Uganda and Kenya have shockingly resorted to importing doctors from Cuba despite the high unemployment levels in the East African counties.
The move has received a lot of position from local medics and the public.
On Wednesday 18, 2018, Uganda’s Minister of State for Health Sarah Opendi revealed that government will not be stopped from bringing in health experts from Cuba who can fill the gap of consultants especially in upcountry referral hospitals that are short of specialists. Opendi said Ugandan doctors don’t want to work in upcountry hospitals.
She revealed that Cuban doctors will be slightly paid above Shs5m.
Shockingly, in the proposed 2018/19 salary structures, Ugandan consultants/specialists in the health sector have been given Shs4.6m, from Shs3.4m they have been receiving.
However, the MPs on Parliament’s Health Committee Chaired by Bukuya County MP, Micheal Bukenya were not convinced with Cuba health workers idea.
MPs wondered why the same money that is going to facilitate and pay Cuban doctors should not be rather paid to local health workers to improve their working conditions and provide motivation allowances to see them remain working here.
However, Muluri Mukasa, the Minister for Public Service assured the same committee that the talks between the two governments of Uganda and Cuba are ongoing to see when these specialists can come in.
A team from ministry of health and other government officials were in Cuba a month ago over the same matter.
Cuban Doctors Expected In Kenya In July
On the other hand, Kenyan media reports that the first batch of Cuban doctors is expected in the country in July to help tackle the malaria pandemic, the Ministry of Health said on Wednesday, brushing aside rising opposition from local medics.
Waqo Ejersa, the Head National Malaria Control Programme at the Ministry of Health (MoH), said Kenya is expecting 10 vector control experts and an additional 100 doctors from the communist state, following agreements signed during President Uhuru Kenyatta’s recent visit to the island nation.
Dr Ejersa said the Cuban experts will oversee the spraying of stagnant water bodies in eight counties around Lake Victoria where malaria prevalence is high.
The preventive method, scientifically known as larviciding, involves killing of mosquitoe larvae.
“The spraying to be carried out by the special team from Cuba will involve application of bio larvicides to the breeding sites. The biological products used will interfere with growth of mosquitoes from the larvae stage. The first phase of the programme will last two years and we have reserved Sh500 million for the project,” said Dr Ejersa during a malaria briefing in Nairobi.

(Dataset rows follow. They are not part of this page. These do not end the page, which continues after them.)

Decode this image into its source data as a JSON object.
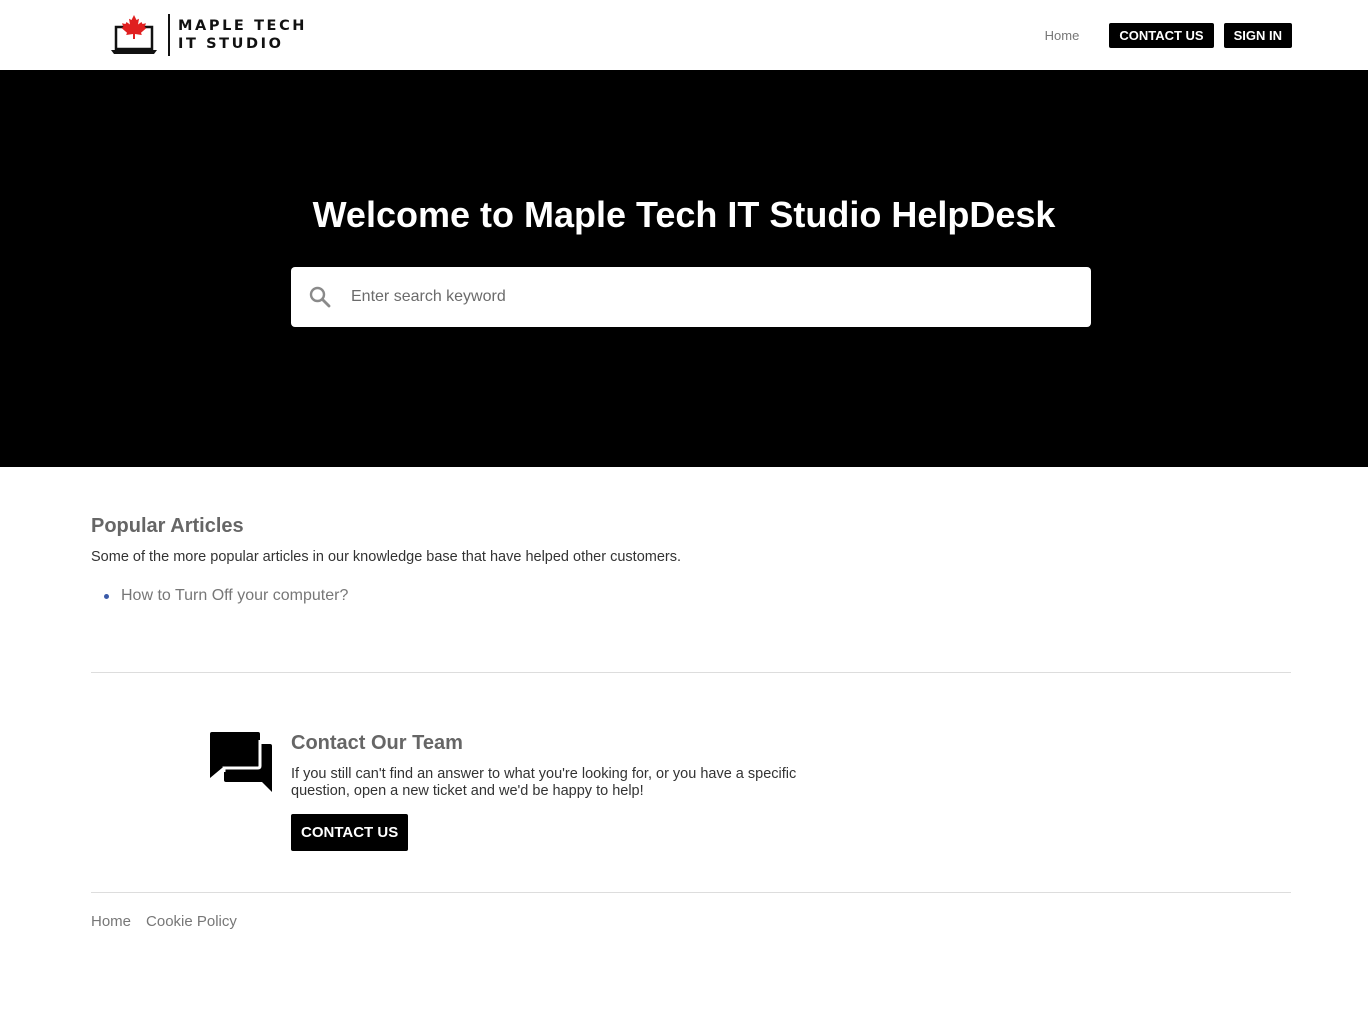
{
  "header": {
    "logo_line1": "MAPLE TECH",
    "logo_line2": "IT STUDIO",
    "nav_home": "Home",
    "nav_contact": "CONTACT US",
    "nav_signin": "SIGN IN"
  },
  "hero": {
    "title": "Welcome to Maple Tech IT Studio HelpDesk",
    "search_placeholder": "Enter search keyword"
  },
  "popular": {
    "title": "Popular Articles",
    "description": "Some of the more popular articles in our knowledge base that have helped other customers.",
    "articles": [
      "How to Turn Off your computer?"
    ]
  },
  "contact": {
    "title": "Contact Our Team",
    "description": "If you still can't find an answer to what you're looking for, or you have a specific question, open a new ticket and we'd be happy to help!",
    "button": "CONTACT US"
  },
  "footer": {
    "links": [
      "Home",
      "Cookie Policy"
    ]
  },
  "colors": {
    "hero_bg": "#000000",
    "button_bg": "#000000",
    "bullet": "#3a5aa8",
    "maple_leaf": "#e02020"
  },
  "icons": {
    "logo": "maple-leaf-laptop-icon",
    "search": "search-icon",
    "contact": "chat-bubbles-icon"
  }
}
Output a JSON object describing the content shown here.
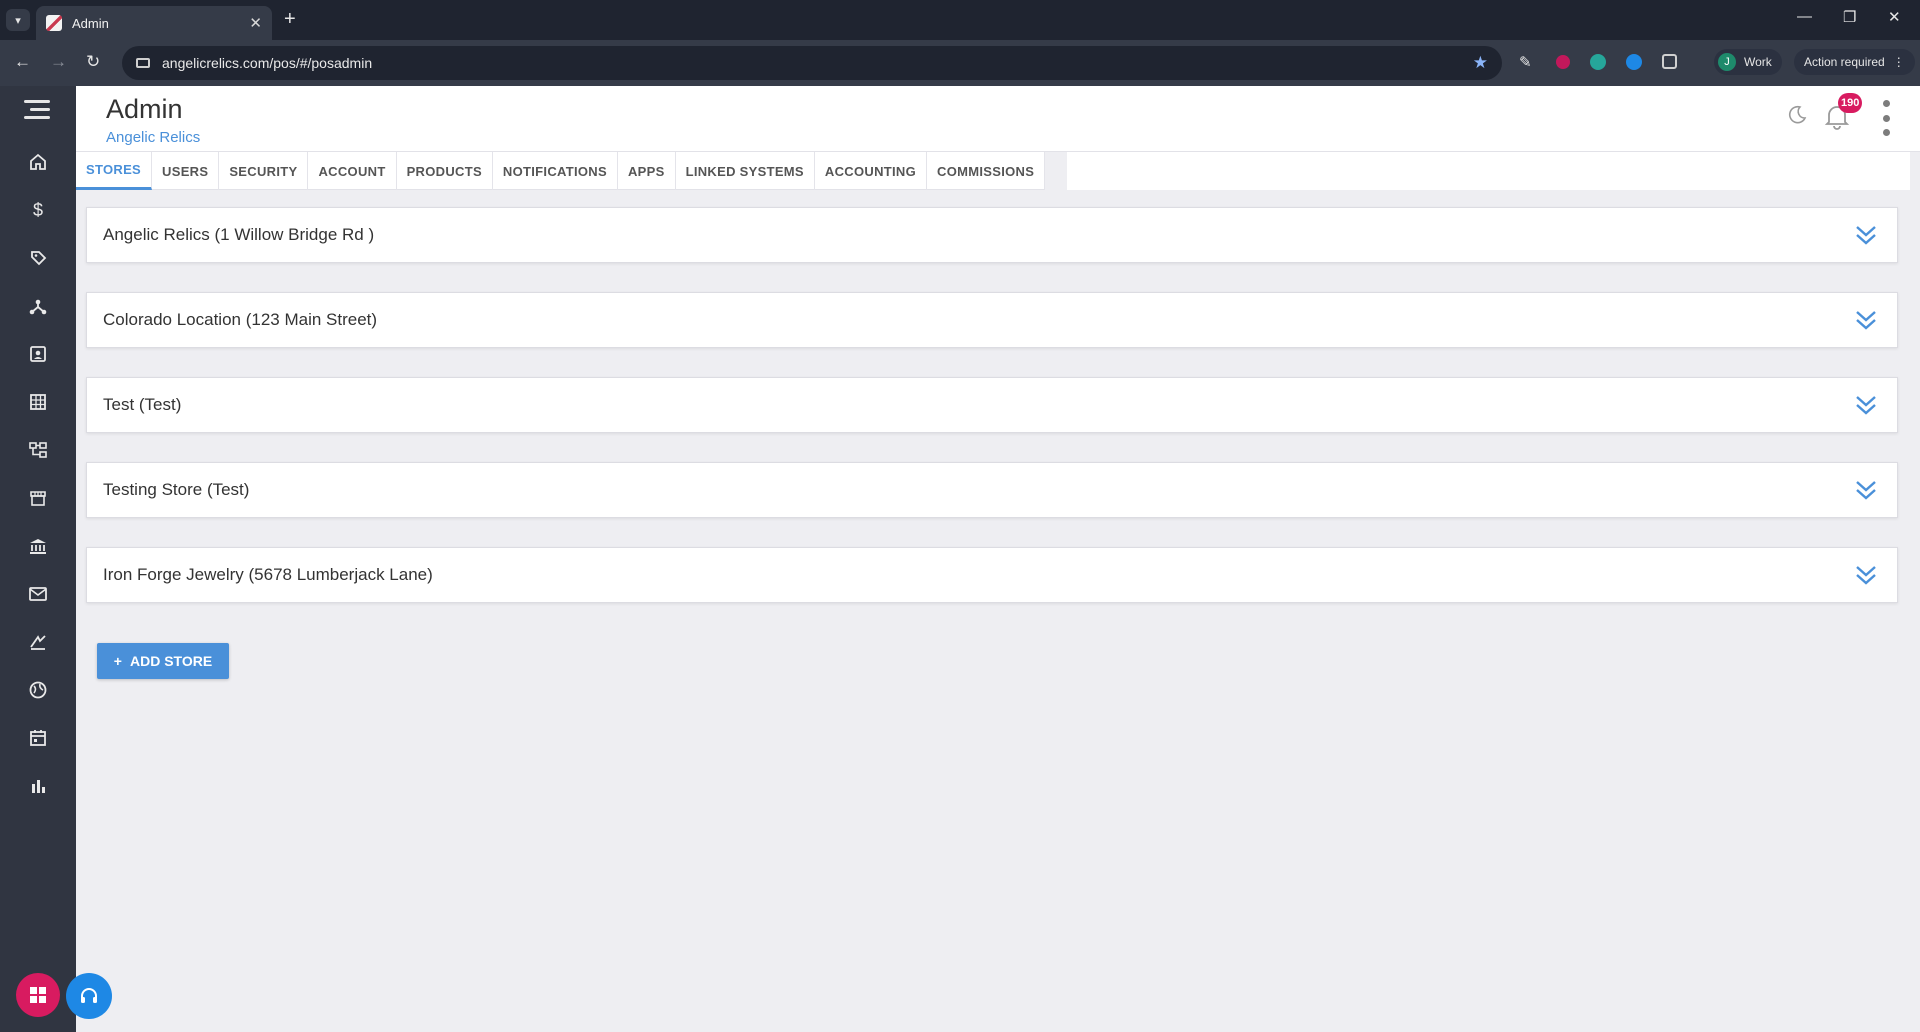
{
  "browser": {
    "tab_title": "Admin",
    "url": "angelicrelics.com/pos/#/posadmin",
    "profile_initial": "J",
    "profile_label": "Work",
    "action_label": "Action required"
  },
  "header": {
    "title": "Admin",
    "subtitle": "Angelic Relics",
    "notification_count": "190"
  },
  "tabs": [
    {
      "label": "STORES",
      "active": true
    },
    {
      "label": "USERS"
    },
    {
      "label": "SECURITY"
    },
    {
      "label": "ACCOUNT"
    },
    {
      "label": "PRODUCTS"
    },
    {
      "label": "NOTIFICATIONS"
    },
    {
      "label": "APPS"
    },
    {
      "label": "LINKED SYSTEMS"
    },
    {
      "label": "ACCOUNTING"
    },
    {
      "label": "COMMISSIONS"
    }
  ],
  "stores": [
    {
      "name": "Angelic Relics (1 Willow Bridge Rd )"
    },
    {
      "name": "Colorado Location (123 Main Street)"
    },
    {
      "name": "Test (Test)"
    },
    {
      "name": "Testing Store (Test)"
    },
    {
      "name": "Iron Forge Jewelry (5678 Lumberjack Lane)"
    }
  ],
  "add_store_label": "ADD STORE",
  "sidebar_icons": [
    "home-icon",
    "dollar-icon",
    "tag-icon",
    "network-icon",
    "contacts-icon",
    "building-icon",
    "hierarchy-icon",
    "store-icon",
    "bank-icon",
    "mail-icon",
    "promotions-icon",
    "globe-icon",
    "calendar-icon",
    "reports-icon"
  ],
  "colors": {
    "accent": "#4a90d9",
    "sidebar": "#303541",
    "badge": "#d81b60"
  }
}
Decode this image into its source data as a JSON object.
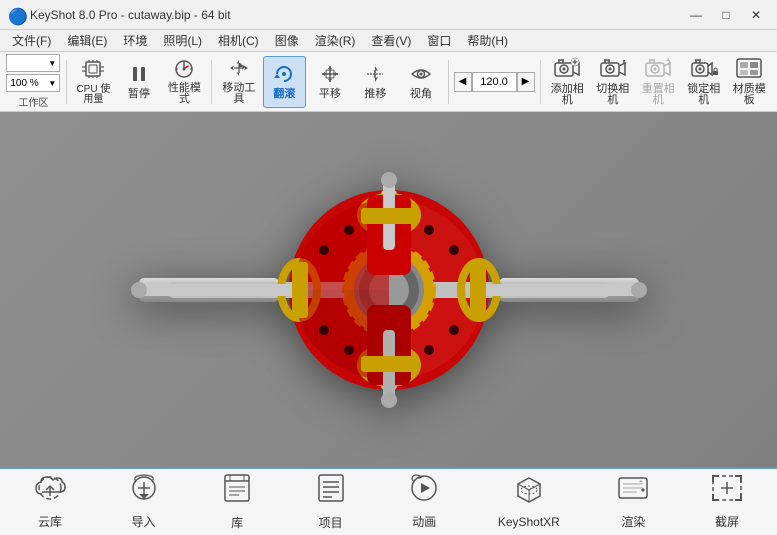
{
  "titleBar": {
    "icon": "⚙",
    "title": "KeyShot 8.0 Pro  -  cutaway.bip  -  64 bit",
    "minimize": "—",
    "maximize": "□",
    "close": "✕"
  },
  "menuBar": {
    "items": [
      {
        "label": "文件(F)"
      },
      {
        "label": "编辑(E)"
      },
      {
        "label": "环境"
      },
      {
        "label": "照明(L)"
      },
      {
        "label": "相机(C)"
      },
      {
        "label": "图像"
      },
      {
        "label": "渲染(R)"
      },
      {
        "label": "查看(V)"
      },
      {
        "label": "窗口"
      },
      {
        "label": "帮助(H)"
      }
    ]
  },
  "toolbar": {
    "workspace": "",
    "zoom": "100 %",
    "tools": [
      {
        "id": "workspace",
        "label": "工作区",
        "icon": "⊞"
      },
      {
        "id": "cpu",
        "label": "CPU 使用量",
        "icon": "📊"
      },
      {
        "id": "pause",
        "label": "暂停",
        "icon": "⏸"
      },
      {
        "id": "performance",
        "label": "性能模式",
        "icon": "⚡"
      },
      {
        "id": "move",
        "label": "移动工具",
        "icon": "✥"
      },
      {
        "id": "rotate",
        "label": "翻滚",
        "icon": "↻",
        "active": true
      },
      {
        "id": "pan",
        "label": "平移",
        "icon": "✦"
      },
      {
        "id": "push",
        "label": "推移",
        "icon": "↕"
      },
      {
        "id": "view",
        "label": "视角",
        "icon": "👁"
      },
      {
        "id": "camera-value",
        "label": "120.0",
        "icon": ""
      },
      {
        "id": "add-camera",
        "label": "添加相机",
        "icon": "📷"
      },
      {
        "id": "switch-camera",
        "label": "切换相机",
        "icon": "🔄"
      },
      {
        "id": "reset-camera",
        "label": "重置相机",
        "icon": "↺"
      },
      {
        "id": "lock-camera",
        "label": "锁定相机",
        "icon": "🔒"
      },
      {
        "id": "material",
        "label": "材质模板",
        "icon": "🎨"
      }
    ],
    "cameraValue": "120.0"
  },
  "bottomBar": {
    "items": [
      {
        "id": "cloud",
        "label": "云库",
        "icon": "☁"
      },
      {
        "id": "import",
        "label": "导入",
        "icon": "⊕"
      },
      {
        "id": "library",
        "label": "库",
        "icon": "📖"
      },
      {
        "id": "project",
        "label": "项目",
        "icon": "☰"
      },
      {
        "id": "animation",
        "label": "动画",
        "icon": "▶"
      },
      {
        "id": "keyshotxr",
        "label": "KeyShotXR",
        "icon": "⬡"
      },
      {
        "id": "render",
        "label": "渲染",
        "icon": "⊕"
      },
      {
        "id": "screenshot",
        "label": "截屏",
        "icon": "⊞"
      }
    ]
  }
}
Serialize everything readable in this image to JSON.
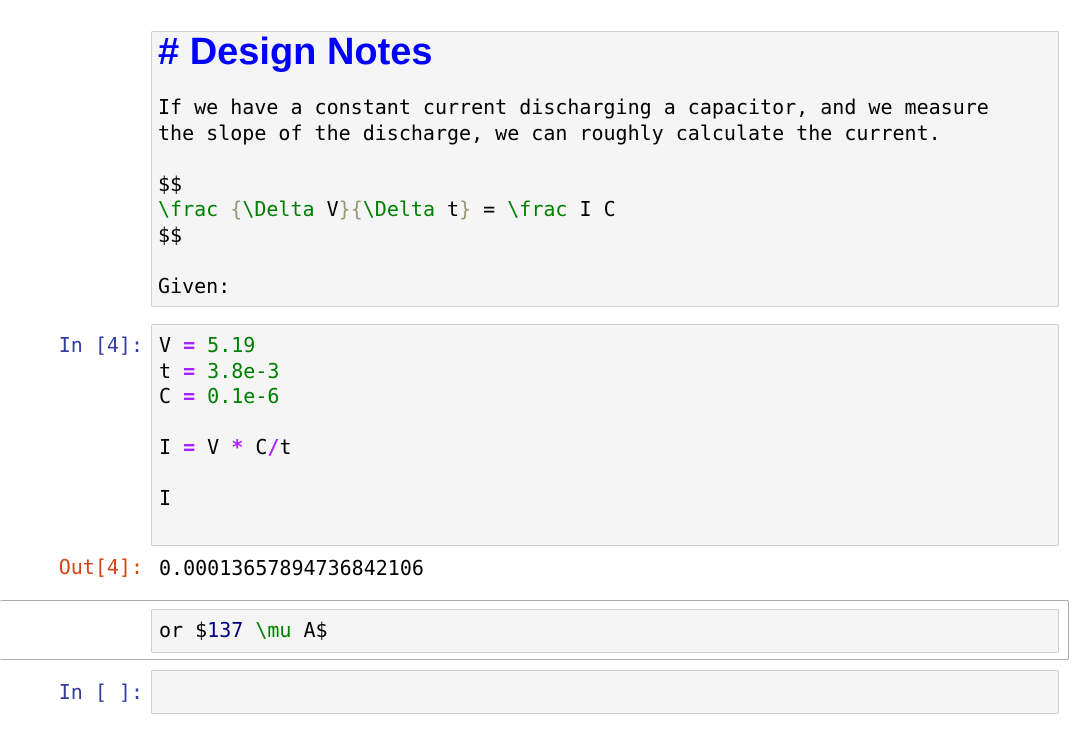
{
  "markdown_cell_1": {
    "heading": "# Design Notes",
    "paragraph_line_1": "If we have a constant current discharging a capacitor, and we measure",
    "paragraph_line_2": "the slope of the discharge, we can roughly calculate the current.",
    "math_open": "$$",
    "math_frac_cmd": "\\frac",
    "math_brace_open_1": "{",
    "math_delta_1": "\\Delta",
    "math_v": " V",
    "math_brace_close_open": "}{",
    "math_delta_2": "\\Delta",
    "math_t": " t",
    "math_brace_close_2": "}",
    "math_equals": " = ",
    "math_frac_cmd_2": "\\frac",
    "math_ic": " I C",
    "math_close": "$$",
    "given": "Given:"
  },
  "code_cell_1": {
    "prompt": "In [4]:",
    "line_1": {
      "var": "V ",
      "op": "=",
      "val": " 5.19"
    },
    "line_2": {
      "var": "t ",
      "op": "=",
      "val": " 3.8e-3"
    },
    "line_3": {
      "var": "C ",
      "op": "=",
      "val": " 0.1e-6"
    },
    "line_5": {
      "var": "I ",
      "op1": "=",
      "mid": " V ",
      "op2": "*",
      "mid2": " C",
      "op3": "/",
      "end": "t"
    },
    "line_7": "I"
  },
  "output_1": {
    "prompt": "Out[4]:",
    "value": "0.00013657894736842106"
  },
  "markdown_cell_2": {
    "prefix": "or $",
    "number": "137",
    "space": " ",
    "mu": "\\mu",
    "suffix": " A$"
  },
  "code_cell_2": {
    "prompt": "In [ ]:",
    "content": ""
  }
}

Local medics have opposed the planned importation of Cuban doctors citing remuneration bias and ‘lack of work ethic’ by some foreign doctors.
Kenya Medical Practitioners, Pharmacists and Dentists Union (KMPPDU) demanded the Ministry of Health employ the more than 1,200 local doctors before flying in medics from Cuba.
KMPPDU secretary-general Ouma Oluga termed the ministry’s move a waste of public resources.
“The Cubans are not coming to do anything we cannot do. They are bringing nothing special to the table,” said Dr Oluga.